* [Work instructions]
When you reach the records below, output every one exactly as written but leave out any pictures.

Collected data
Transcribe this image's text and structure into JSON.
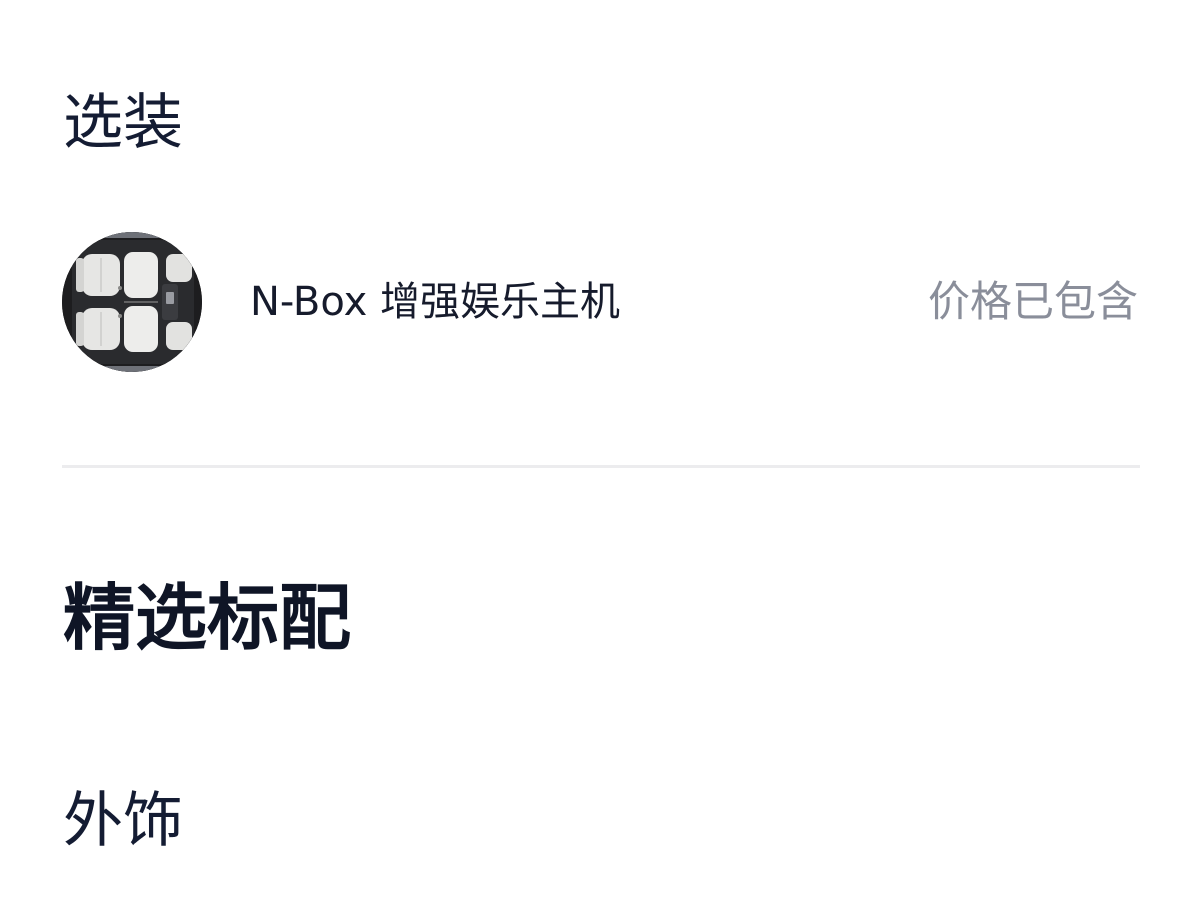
{
  "sections": {
    "options_title": "选装",
    "featured_title": "精选标配",
    "exterior_title": "外饰"
  },
  "option": {
    "name": "N-Box 增强娱乐主机",
    "price_status": "价格已包含",
    "image_icon": "car-interior-top-view"
  },
  "colors": {
    "title": "#141c33",
    "muted": "#8a8e9a",
    "divider": "#ececee"
  }
}
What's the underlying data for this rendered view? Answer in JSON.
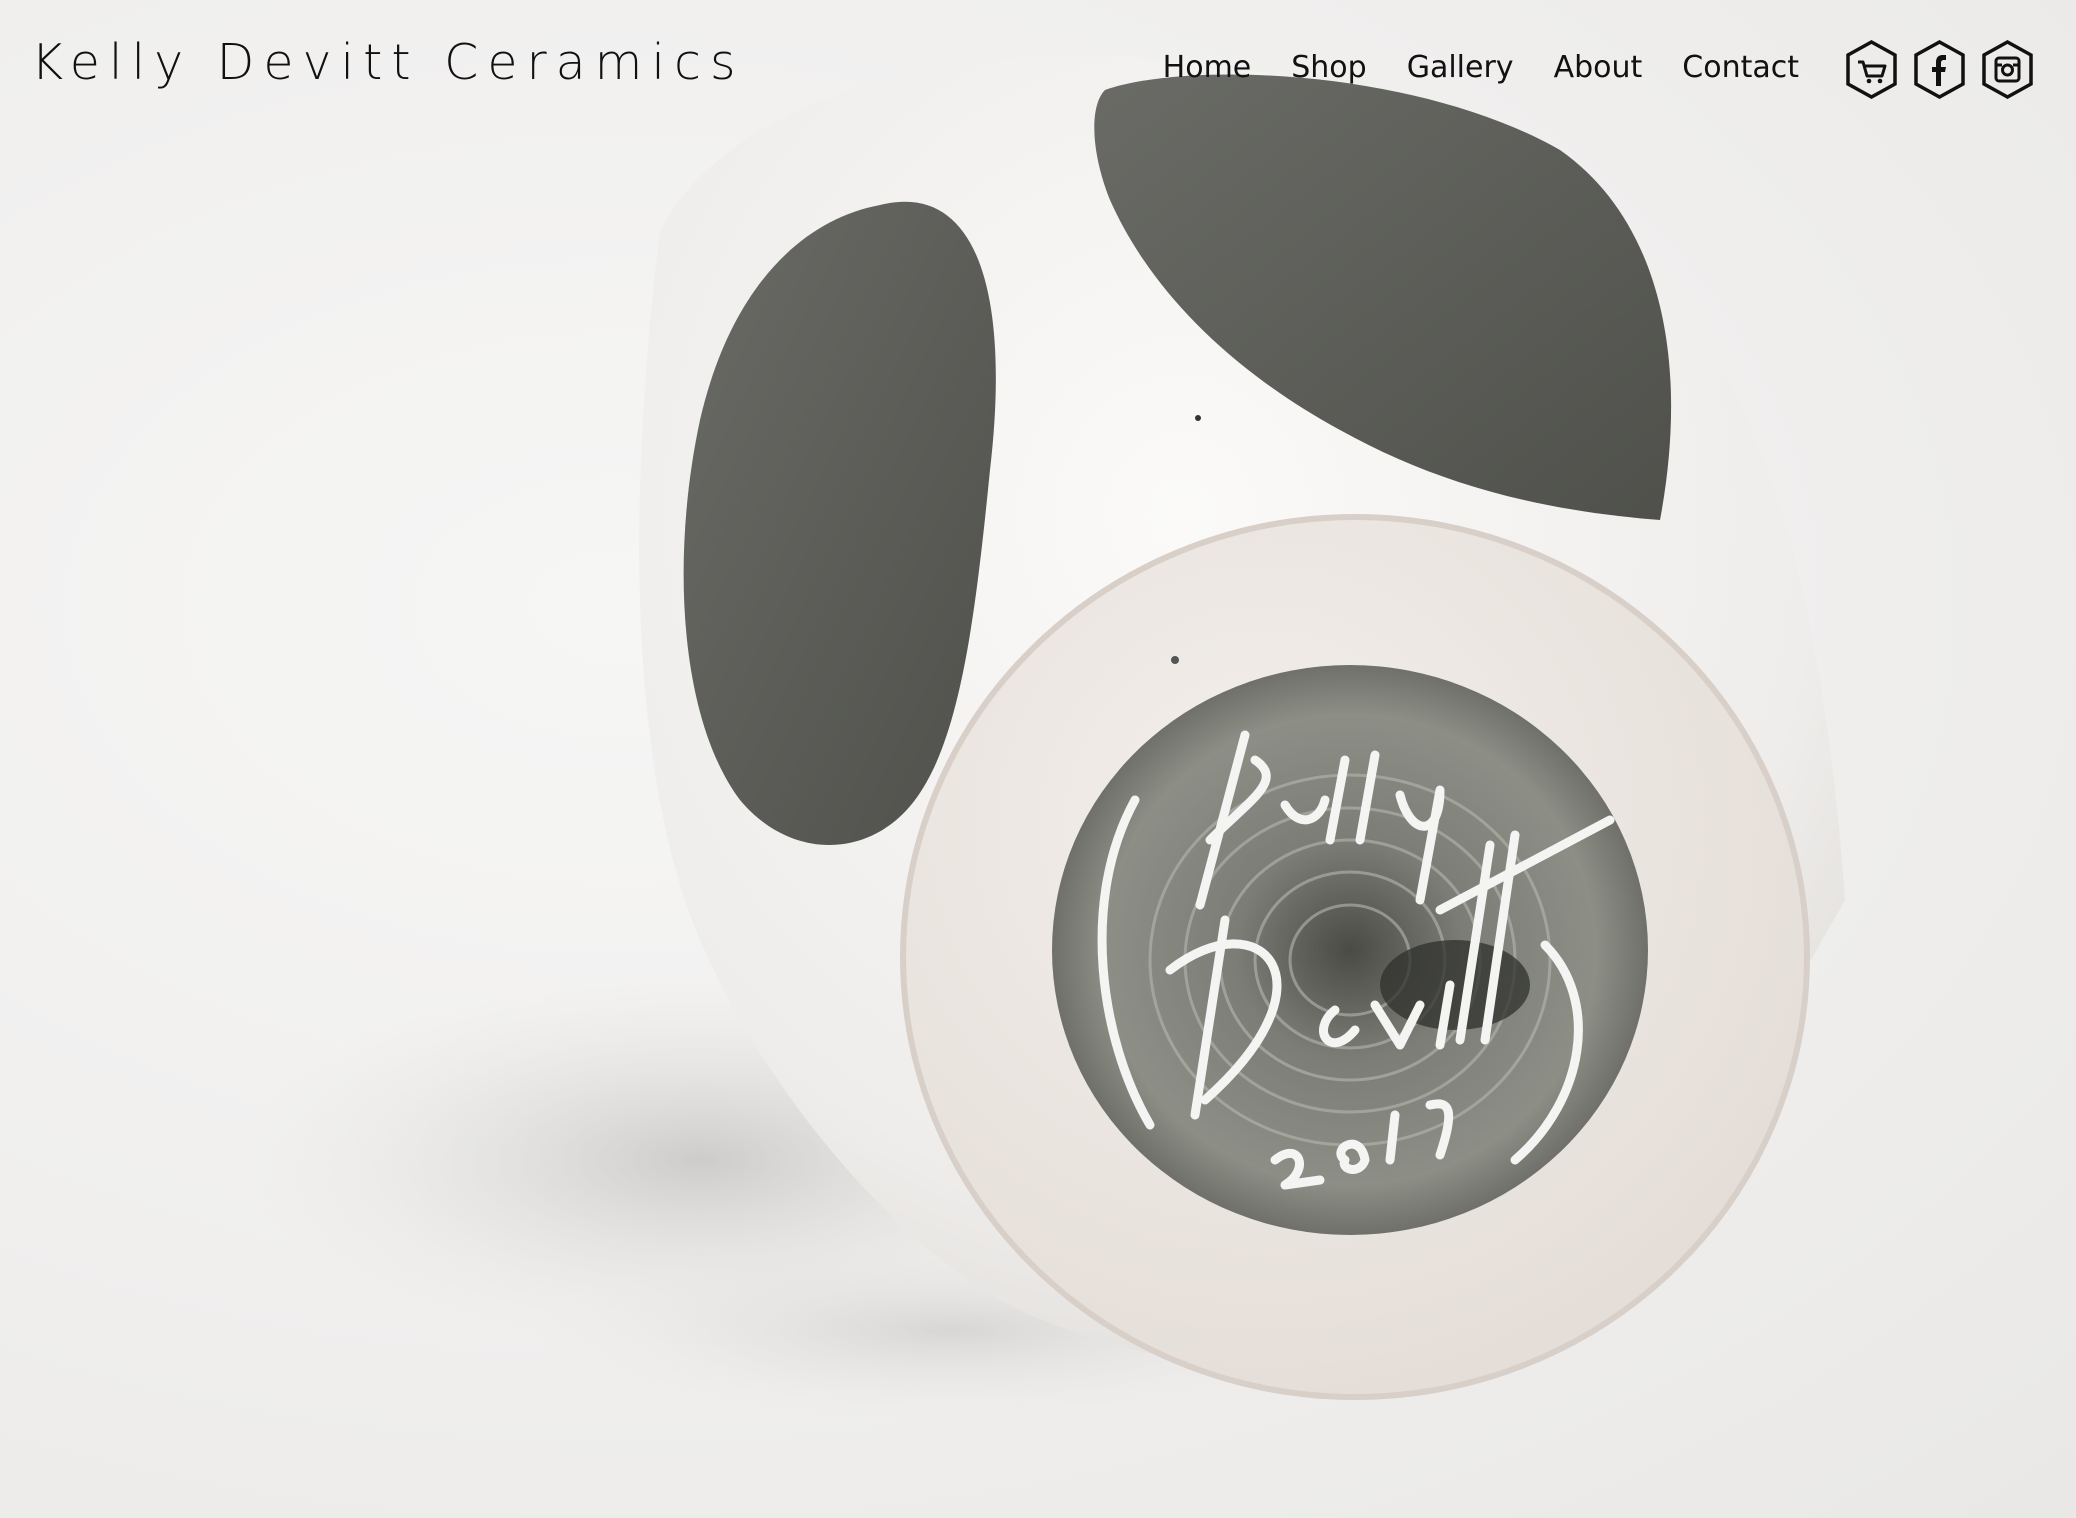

* [Solution for this problem]
Transcribe this image's text and structure into JSON.
{
  "sections": {
    "options_title": "选装",
    "featured_title": "精选标配",
    "exterior_title": "外饰"
  },
  "option": {
    "name": "N-Box 增强娱乐主机",
    "price_status": "价格已包含",
    "image_icon": "car-interior-top-view"
  },
  "colors": {
    "title": "#141c33",
    "muted": "#8a8e9a",
    "divider": "#ececee"
  }
}
What's the underlying data for this rendered view? Answer in JSON.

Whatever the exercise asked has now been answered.